+++ Available data
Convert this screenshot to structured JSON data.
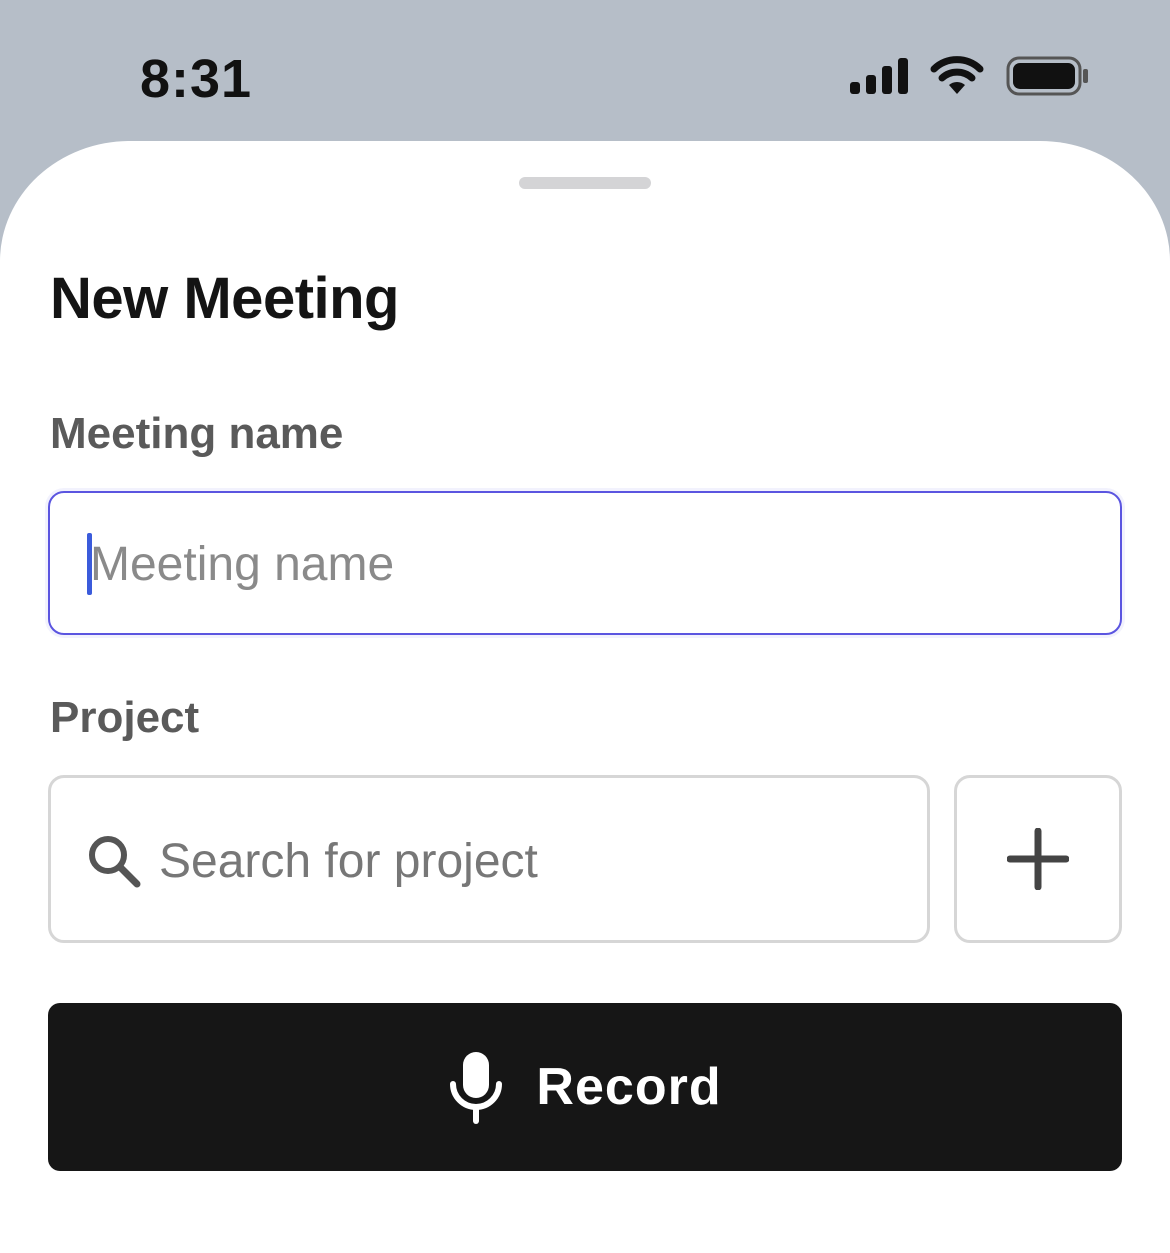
{
  "status_bar": {
    "time": "8:31",
    "icons": [
      "signal-icon",
      "wifi-icon",
      "battery-icon"
    ]
  },
  "sheet": {
    "title": "New Meeting",
    "meeting_name": {
      "label": "Meeting name",
      "placeholder": "Meeting name",
      "value": ""
    },
    "project": {
      "label": "Project",
      "search_placeholder": "Search for project",
      "search_icon": "search-icon",
      "add_icon": "plus-icon"
    },
    "record_button": {
      "label": "Record",
      "icon": "microphone-icon"
    }
  },
  "colors": {
    "backdrop": "#b6bec8",
    "focus_border": "#5b55e0",
    "caret": "#3b5bdb",
    "button_bg": "#161616"
  }
}
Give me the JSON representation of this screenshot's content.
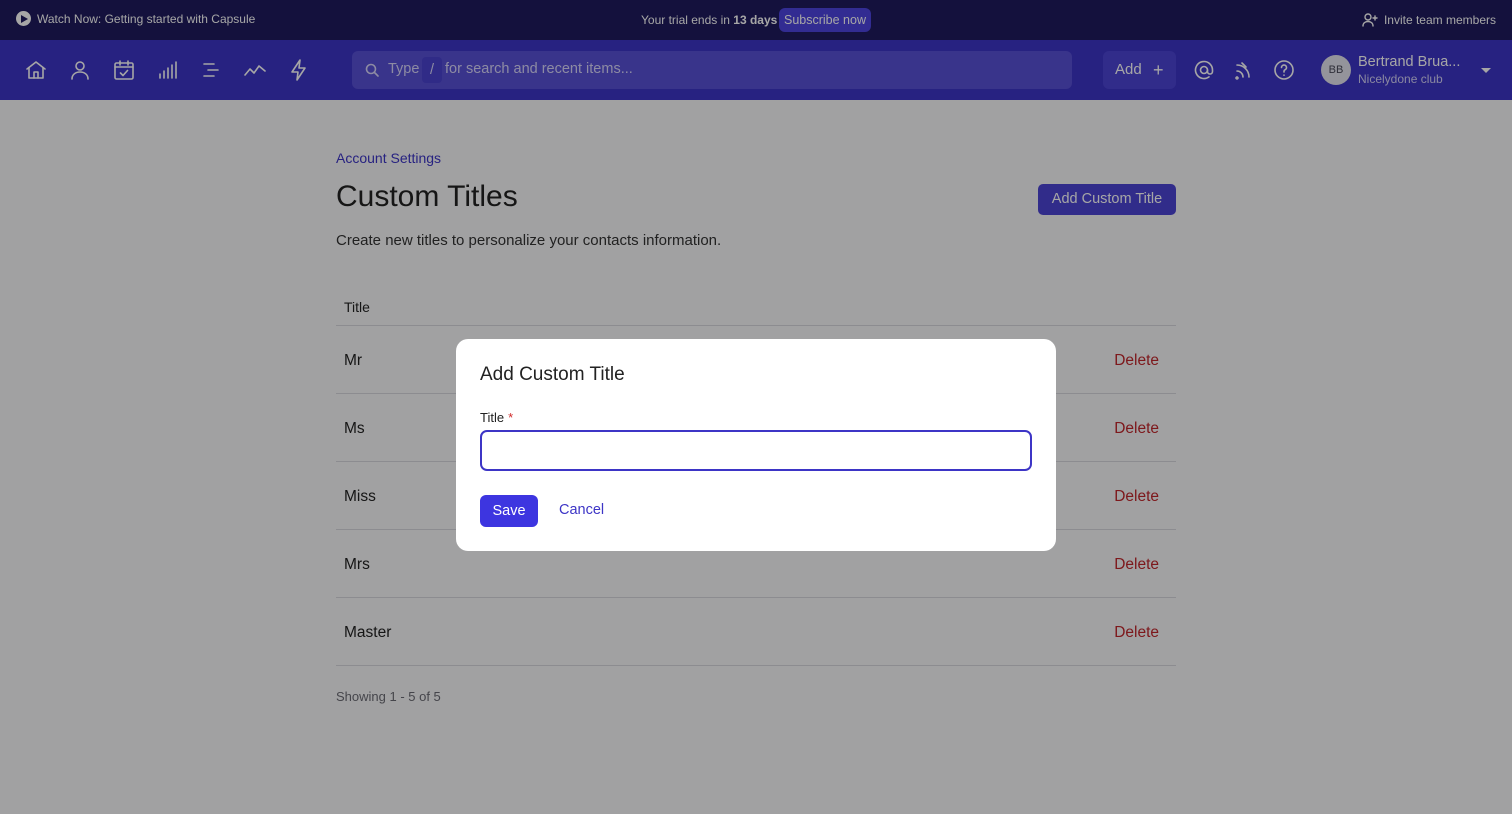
{
  "topbar": {
    "watch_label": "Watch Now: Getting started with Capsule",
    "trial_prefix": "Your trial ends in",
    "trial_days": "13 days",
    "subscribe_label": "Subscribe now",
    "invite_label": "Invite team members"
  },
  "nav": {
    "icons": [
      "home-icon",
      "person-icon",
      "calendar-check-icon",
      "bar-chart-icon",
      "list-icon",
      "trend-line-icon",
      "lightning-icon"
    ],
    "search_type_label": "Type",
    "search_slash": "/",
    "search_placeholder": "for search and recent items...",
    "add_label": "Add",
    "add_plus": "+",
    "user_initials": "BB",
    "user_name": "Bertrand Brua...",
    "user_org": "Nicelydone club"
  },
  "page": {
    "breadcrumb": "Account Settings",
    "title": "Custom Titles",
    "description": "Create new titles to personalize your contacts information.",
    "add_button": "Add Custom Title",
    "table_header": "Title",
    "rows": [
      {
        "name": "Mr",
        "action": "Delete"
      },
      {
        "name": "Ms",
        "action": "Delete"
      },
      {
        "name": "Miss",
        "action": "Delete"
      },
      {
        "name": "Mrs",
        "action": "Delete"
      },
      {
        "name": "Master",
        "action": "Delete"
      }
    ],
    "pagination": "Showing 1 - 5 of 5"
  },
  "modal": {
    "title": "Add Custom Title",
    "field_label": "Title",
    "required_mark": "*",
    "field_value": "",
    "save_label": "Save",
    "cancel_label": "Cancel"
  },
  "colors": {
    "topbar_bg": "#1f1b5e",
    "navbar_bg": "#3d35c6",
    "accent": "#3d35e0",
    "delete_red": "#c1262b"
  }
}
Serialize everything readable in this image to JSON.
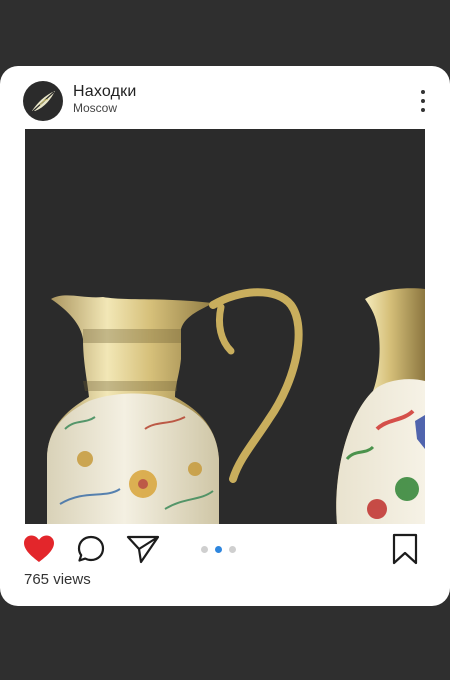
{
  "post": {
    "username": "Находки",
    "location": "Moscow",
    "views": "765 views",
    "liked": true,
    "carousel": {
      "total": 3,
      "active_index": 1
    }
  },
  "colors": {
    "background": "#2f2f2f",
    "card": "#ffffff",
    "like": "#e3262b",
    "active_dot": "#2e86de",
    "inactive_dot": "#cfcfcf"
  },
  "icons": {
    "avatar": "leaf-logo",
    "more": "more-vertical-icon",
    "like": "heart-icon",
    "comment": "comment-icon",
    "share": "send-icon",
    "save": "bookmark-icon"
  }
}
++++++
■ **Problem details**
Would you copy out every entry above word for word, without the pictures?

■ **Result for this exercise**
Convert this screenshot to structured JSON data.
{
  "status_bar": {
    "time": "8:31",
    "icons": [
      "signal-icon",
      "wifi-icon",
      "battery-icon"
    ]
  },
  "sheet": {
    "title": "New Meeting",
    "meeting_name": {
      "label": "Meeting name",
      "placeholder": "Meeting name",
      "value": ""
    },
    "project": {
      "label": "Project",
      "search_placeholder": "Search for project",
      "search_icon": "search-icon",
      "add_icon": "plus-icon"
    },
    "record_button": {
      "label": "Record",
      "icon": "microphone-icon"
    }
  },
  "colors": {
    "backdrop": "#b6bec8",
    "focus_border": "#5b55e0",
    "caret": "#3b5bdb",
    "button_bg": "#161616"
  }
}
Give me the JSON representation of this screenshot's content.
{
  "topbar": {
    "watch_label": "Watch Now: Getting started with Capsule",
    "trial_prefix": "Your trial ends in",
    "trial_days": "13 days",
    "subscribe_label": "Subscribe now",
    "invite_label": "Invite team members"
  },
  "nav": {
    "icons": [
      "home-icon",
      "person-icon",
      "calendar-check-icon",
      "bar-chart-icon",
      "list-icon",
      "trend-line-icon",
      "lightning-icon"
    ],
    "search_type_label": "Type",
    "search_slash": "/",
    "search_placeholder": "for search and recent items...",
    "add_label": "Add",
    "add_plus": "+",
    "user_initials": "BB",
    "user_name": "Bertrand Brua...",
    "user_org": "Nicelydone club"
  },
  "page": {
    "breadcrumb": "Account Settings",
    "title": "Custom Titles",
    "description": "Create new titles to personalize your contacts information.",
    "add_button": "Add Custom Title",
    "table_header": "Title",
    "rows": [
      {
        "name": "Mr",
        "action": "Delete"
      },
      {
        "name": "Ms",
        "action": "Delete"
      },
      {
        "name": "Miss",
        "action": "Delete"
      },
      {
        "name": "Mrs",
        "action": "Delete"
      },
      {
        "name": "Master",
        "action": "Delete"
      }
    ],
    "pagination": "Showing 1 - 5 of 5"
  },
  "modal": {
    "title": "Add Custom Title",
    "field_label": "Title",
    "required_mark": "*",
    "field_value": "",
    "save_label": "Save",
    "cancel_label": "Cancel"
  },
  "colors": {
    "topbar_bg": "#1f1b5e",
    "navbar_bg": "#3d35c6",
    "accent": "#3d35e0",
    "delete_red": "#c1262b"
  }
}
Serialize everything readable in this image to JSON.
{
  "post": {
    "username": "Находки",
    "location": "Moscow",
    "views": "765 views",
    "liked": true,
    "carousel": {
      "total": 3,
      "active_index": 1
    }
  },
  "colors": {
    "background": "#2f2f2f",
    "card": "#ffffff",
    "like": "#e3262b",
    "active_dot": "#2e86de",
    "inactive_dot": "#cfcfcf"
  },
  "icons": {
    "avatar": "leaf-logo",
    "more": "more-vertical-icon",
    "like": "heart-icon",
    "comment": "comment-icon",
    "share": "send-icon",
    "save": "bookmark-icon"
  }
}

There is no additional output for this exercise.